Saturday, January 2, 2010

New cottage gear manufacturer added: enLIGHTened equipment

Tim Marshall's enLIGHTened equipment has been added to my Cottage Gear Makers list (at side bar).

Tim makes quilts high-quality insulation and shell materials, including 800+ down and Momentum 90. He also does custom work. He has also pioneered the use of 0.33 oz/yd^2 Cuben fiber in quilts, and has developed the so-called "World's Lightest Quilt" (WLQ), which he has named the Epiphany. Steve Evans of BPL got the original version, the WLQ-1, which uses 8 oz of 800+ down and weighs in at a paltry 11.01 oz. The link is to the now-lengthy forum thread about the quilt, its subsequent models and other ramblings.

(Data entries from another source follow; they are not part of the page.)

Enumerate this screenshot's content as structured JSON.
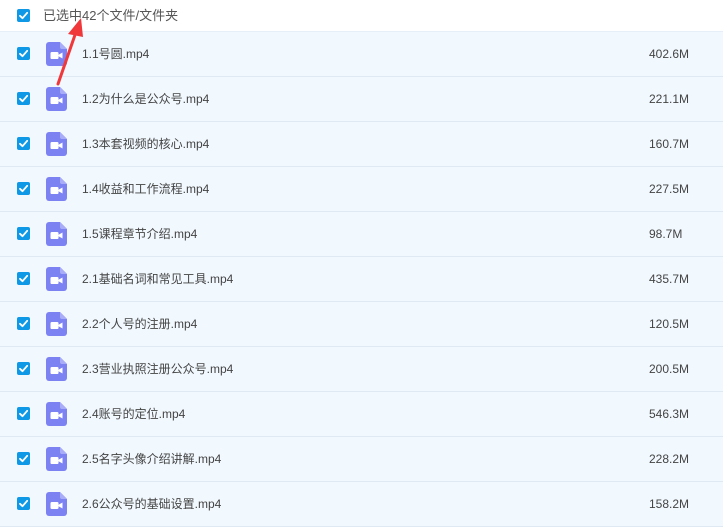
{
  "header": {
    "selection_text": "已选中42个文件/文件夹",
    "checked": true
  },
  "colors": {
    "checkbox": "#0e98e6",
    "row_bg": "#f1f8fe",
    "video_icon": "#7c82f1",
    "arrow": "#f0383b"
  },
  "files": [
    {
      "name": "1.1号圆.mp4",
      "size": "402.6M",
      "checked": true,
      "icon": "video-file-icon"
    },
    {
      "name": "1.2为什么是公众号.mp4",
      "size": "221.1M",
      "checked": true,
      "icon": "video-file-icon"
    },
    {
      "name": "1.3本套视频的核心.mp4",
      "size": "160.7M",
      "checked": true,
      "icon": "video-file-icon"
    },
    {
      "name": "1.4收益和工作流程.mp4",
      "size": "227.5M",
      "checked": true,
      "icon": "video-file-icon"
    },
    {
      "name": "1.5课程章节介绍.mp4",
      "size": "98.7M",
      "checked": true,
      "icon": "video-file-icon"
    },
    {
      "name": "2.1基础名词和常见工具.mp4",
      "size": "435.7M",
      "checked": true,
      "icon": "video-file-icon"
    },
    {
      "name": "2.2个人号的注册.mp4",
      "size": "120.5M",
      "checked": true,
      "icon": "video-file-icon"
    },
    {
      "name": "2.3营业执照注册公众号.mp4",
      "size": "200.5M",
      "checked": true,
      "icon": "video-file-icon"
    },
    {
      "name": "2.4账号的定位.mp4",
      "size": "546.3M",
      "checked": true,
      "icon": "video-file-icon"
    },
    {
      "name": "2.5名字头像介绍讲解.mp4",
      "size": "228.2M",
      "checked": true,
      "icon": "video-file-icon"
    },
    {
      "name": "2.6公众号的基础设置.mp4",
      "size": "158.2M",
      "checked": true,
      "icon": "video-file-icon"
    }
  ]
}
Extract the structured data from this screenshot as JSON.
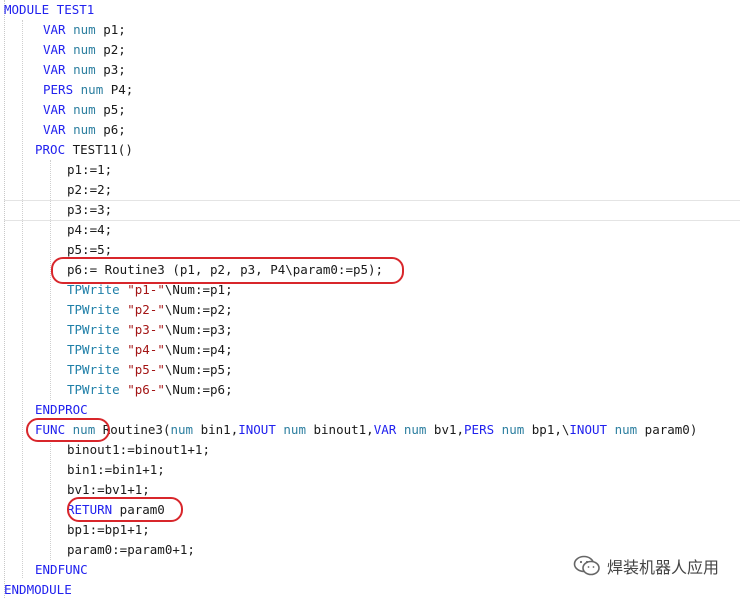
{
  "code": {
    "lines": [
      {
        "indent": 0,
        "tokens": [
          {
            "t": "MODULE TEST1",
            "c": "kw"
          }
        ]
      },
      {
        "indent": 3,
        "tokens": [
          {
            "t": "VAR",
            "c": "kw"
          },
          {
            "t": " "
          },
          {
            "t": "num",
            "c": "ty"
          },
          {
            "t": " p1;"
          }
        ]
      },
      {
        "indent": 3,
        "tokens": [
          {
            "t": "VAR",
            "c": "kw"
          },
          {
            "t": " "
          },
          {
            "t": "num",
            "c": "ty"
          },
          {
            "t": " p2;"
          }
        ]
      },
      {
        "indent": 3,
        "tokens": [
          {
            "t": "VAR",
            "c": "kw"
          },
          {
            "t": " "
          },
          {
            "t": "num",
            "c": "ty"
          },
          {
            "t": " p3;"
          }
        ]
      },
      {
        "indent": 3,
        "tokens": [
          {
            "t": "PERS",
            "c": "kw"
          },
          {
            "t": " "
          },
          {
            "t": "num",
            "c": "ty"
          },
          {
            "t": " P4;"
          }
        ]
      },
      {
        "indent": 3,
        "tokens": [
          {
            "t": "VAR",
            "c": "kw"
          },
          {
            "t": " "
          },
          {
            "t": "num",
            "c": "ty"
          },
          {
            "t": " p5;"
          }
        ]
      },
      {
        "indent": 3,
        "tokens": [
          {
            "t": "VAR",
            "c": "kw"
          },
          {
            "t": " "
          },
          {
            "t": "num",
            "c": "ty"
          },
          {
            "t": " p6;"
          }
        ]
      },
      {
        "indent": 2,
        "tokens": [
          {
            "t": "PROC",
            "c": "kw"
          },
          {
            "t": " TEST11()"
          }
        ]
      },
      {
        "indent": 4,
        "tokens": [
          {
            "t": "p1:=1;"
          }
        ]
      },
      {
        "indent": 4,
        "tokens": [
          {
            "t": "p2:=2;"
          }
        ]
      },
      {
        "indent": 4,
        "tokens": [
          {
            "t": "p3:=3;"
          }
        ]
      },
      {
        "indent": 4,
        "tokens": [
          {
            "t": "p4:=4;"
          }
        ]
      },
      {
        "indent": 4,
        "tokens": [
          {
            "t": "p5:=5;"
          }
        ]
      },
      {
        "indent": 4,
        "tokens": [
          {
            "t": "p6:= Routine3 (p1, p2, p3, P4\\param0:=p5);"
          }
        ]
      },
      {
        "indent": 4,
        "tokens": [
          {
            "t": "TPWrite",
            "c": "fn"
          },
          {
            "t": " "
          },
          {
            "t": "\"p1-\"",
            "c": "str"
          },
          {
            "t": "\\Num:=p1;"
          }
        ]
      },
      {
        "indent": 4,
        "tokens": [
          {
            "t": "TPWrite",
            "c": "fn"
          },
          {
            "t": " "
          },
          {
            "t": "\"p2-\"",
            "c": "str"
          },
          {
            "t": "\\Num:=p2;"
          }
        ]
      },
      {
        "indent": 4,
        "tokens": [
          {
            "t": "TPWrite",
            "c": "fn"
          },
          {
            "t": " "
          },
          {
            "t": "\"p3-\"",
            "c": "str"
          },
          {
            "t": "\\Num:=p3;"
          }
        ]
      },
      {
        "indent": 4,
        "tokens": [
          {
            "t": "TPWrite",
            "c": "fn"
          },
          {
            "t": " "
          },
          {
            "t": "\"p4-\"",
            "c": "str"
          },
          {
            "t": "\\Num:=p4;"
          }
        ]
      },
      {
        "indent": 4,
        "tokens": [
          {
            "t": "TPWrite",
            "c": "fn"
          },
          {
            "t": " "
          },
          {
            "t": "\"p5-\"",
            "c": "str"
          },
          {
            "t": "\\Num:=p5;"
          }
        ]
      },
      {
        "indent": 4,
        "tokens": [
          {
            "t": "TPWrite",
            "c": "fn"
          },
          {
            "t": " "
          },
          {
            "t": "\"p6-\"",
            "c": "str"
          },
          {
            "t": "\\Num:=p6;"
          }
        ]
      },
      {
        "indent": 2,
        "tokens": [
          {
            "t": "ENDPROC",
            "c": "kw"
          }
        ]
      },
      {
        "indent": 2,
        "tokens": [
          {
            "t": "FUNC",
            "c": "kw"
          },
          {
            "t": " "
          },
          {
            "t": "num",
            "c": "ty"
          },
          {
            "t": " Routine3("
          },
          {
            "t": "num",
            "c": "ty"
          },
          {
            "t": " bin1,"
          },
          {
            "t": "INOUT",
            "c": "kw"
          },
          {
            "t": " "
          },
          {
            "t": "num",
            "c": "ty"
          },
          {
            "t": " binout1,"
          },
          {
            "t": "VAR",
            "c": "kw"
          },
          {
            "t": " "
          },
          {
            "t": "num",
            "c": "ty"
          },
          {
            "t": " bv1,"
          },
          {
            "t": "PERS",
            "c": "kw"
          },
          {
            "t": " "
          },
          {
            "t": "num",
            "c": "ty"
          },
          {
            "t": " bp1,\\"
          },
          {
            "t": "INOUT",
            "c": "kw"
          },
          {
            "t": " "
          },
          {
            "t": "num",
            "c": "ty"
          },
          {
            "t": " param0)"
          }
        ]
      },
      {
        "indent": 4,
        "tokens": [
          {
            "t": "binout1:=binout1+1;"
          }
        ]
      },
      {
        "indent": 4,
        "tokens": [
          {
            "t": "bin1:=bin1+1;"
          }
        ]
      },
      {
        "indent": 4,
        "tokens": [
          {
            "t": "bv1:=bv1+1;"
          }
        ]
      },
      {
        "indent": 4,
        "tokens": [
          {
            "t": "RETURN",
            "c": "kw"
          },
          {
            "t": " param0"
          }
        ]
      },
      {
        "indent": 4,
        "tokens": [
          {
            "t": "bp1:=bp1+1;"
          }
        ]
      },
      {
        "indent": 4,
        "tokens": [
          {
            "t": "param0:=param0+1;"
          }
        ]
      },
      {
        "indent": 2,
        "tokens": [
          {
            "t": "ENDFUNC",
            "c": "kw"
          }
        ]
      },
      {
        "indent": 0,
        "tokens": [
          {
            "t": "ENDMODULE",
            "c": "kw"
          }
        ]
      }
    ]
  },
  "watermark": {
    "text": "焊装机器人应用",
    "icon": "wechat-icon"
  },
  "colors": {
    "keyword": "#2222ee",
    "type": "#2d7fa0",
    "string": "#a31515",
    "highlight_oval": "#d8262b"
  }
}
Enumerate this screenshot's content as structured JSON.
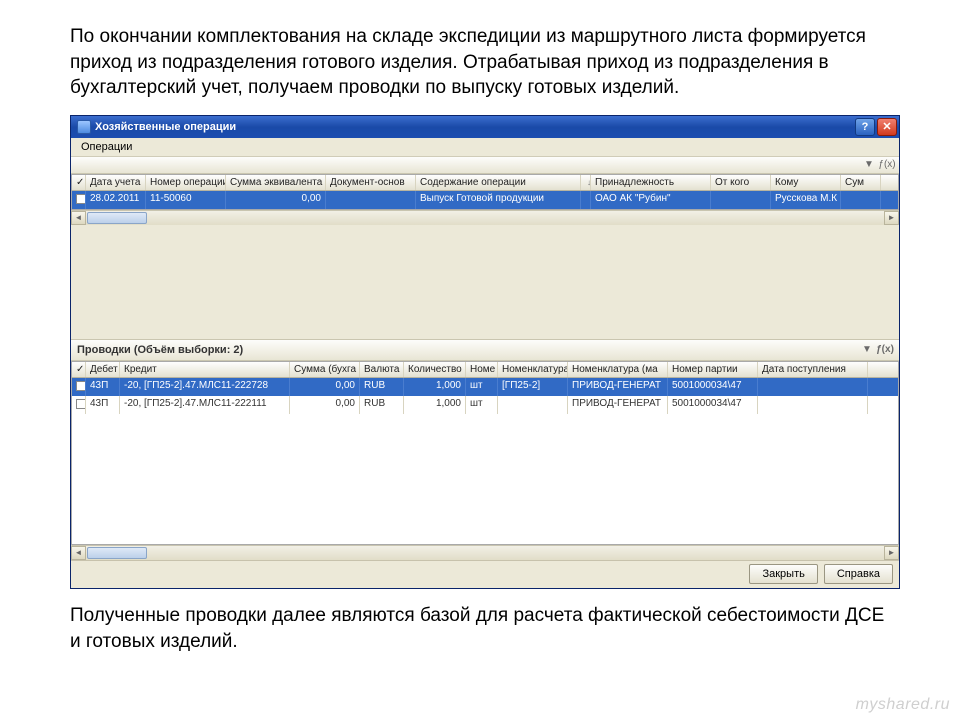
{
  "intro_text": "По окончании комплектования на складе экспедиции из маршрутного листа формируется приход из подразделения готового изделия. Отрабатывая приход из подразделения в бухгалтерский учет, получаем проводки по выпуску готовых изделий.",
  "outro_text": "Полученные проводки далее являются базой для расчета фактической себестоимости ДСЕ и готовых изделий.",
  "watermark": "myshared.ru",
  "window": {
    "title": "Хозяйственные операции",
    "menu": {
      "operations": "Операции"
    }
  },
  "toolbar": {
    "filter_icon": "▼",
    "fx_icon": "ƒ(x)"
  },
  "grid1": {
    "headers": {
      "check": "✓",
      "date": "Дата учета",
      "num": "Номер операции",
      "sum": "Сумма эквивалента",
      "doc": "Документ-основ",
      "content": "Содержание операции",
      "sort": "↓",
      "owner": "Принадлежность",
      "from": "От кого",
      "to": "Кому",
      "sumcol": "Сум"
    },
    "row": {
      "date": "28.02.2011",
      "num": "11-50060",
      "sum": "0,00",
      "doc": "",
      "content": "Выпуск Готовой продукции",
      "owner": "ОАО АК \"Рубин\"",
      "from": "",
      "to": "Русскова М.К",
      "sumcol": ""
    }
  },
  "panel2_title": "Проводки (Объём выборки: 2)",
  "grid2": {
    "headers": {
      "check": "✓",
      "debit": "Дебет",
      "credit": "Кредит",
      "sum": "Сумма (бухга",
      "currency": "Валюта",
      "qty": "Количество",
      "unit": "Номе",
      "nomen": "Номенклатура",
      "nomen_m": "Номенклатура (ма",
      "batch": "Номер партии",
      "date_in": "Дата поступления"
    },
    "rows": [
      {
        "sel": true,
        "debit": "43П",
        "credit": "-20, [ГП25-2].47.МЛС11-222728",
        "sum": "0,00",
        "currency": "RUB",
        "qty": "1,000",
        "unit": "шт",
        "nomen": "[ГП25-2]",
        "nomen_m": "ПРИВОД-ГЕНЕРАТ",
        "batch": "5001000034\\47",
        "date_in": ""
      },
      {
        "sel": false,
        "debit": "43П",
        "credit": "-20, [ГП25-2].47.МЛС11-222111",
        "sum": "0,00",
        "currency": "RUB",
        "qty": "1,000",
        "unit": "шт",
        "nomen": "",
        "nomen_m": "ПРИВОД-ГЕНЕРАТ",
        "batch": "5001000034\\47",
        "date_in": ""
      }
    ]
  },
  "buttons": {
    "close": "Закрыть",
    "help": "Справка"
  }
}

Tim's custom work has included making synthetic quilts for a child and toddler, which he did for BPL staff member Doug Johnson.

Tim's site also includes a downloadable Excel spreadsheet whereby you can get a good guess as to how much your custom beauty will weigh.

You can contact Tim via e-mail.

MLD's ~10oz Dyneema Pack

Ron Bell at Mountain Laurel Designs will soon be releasing a sub 2100 cubic inch capacity UL backpack, code-named Newt.

This of course, gives Zpacks a direct competitor in the UL dyneema pack category. I wrote about Joe's new Dyneema pack in my recent post, New Zpacks in Dyneema.

What does this all mean? Joe has been criticized by BPL as using simple (but effective) construction techniques. However, Ron's gear has long been lauded for its quality manufacturing. I think only time will tell. Both packs are based on proven designs, and I expect both to withstand the beating of years of abuse or a thru hike. Bring on the testers.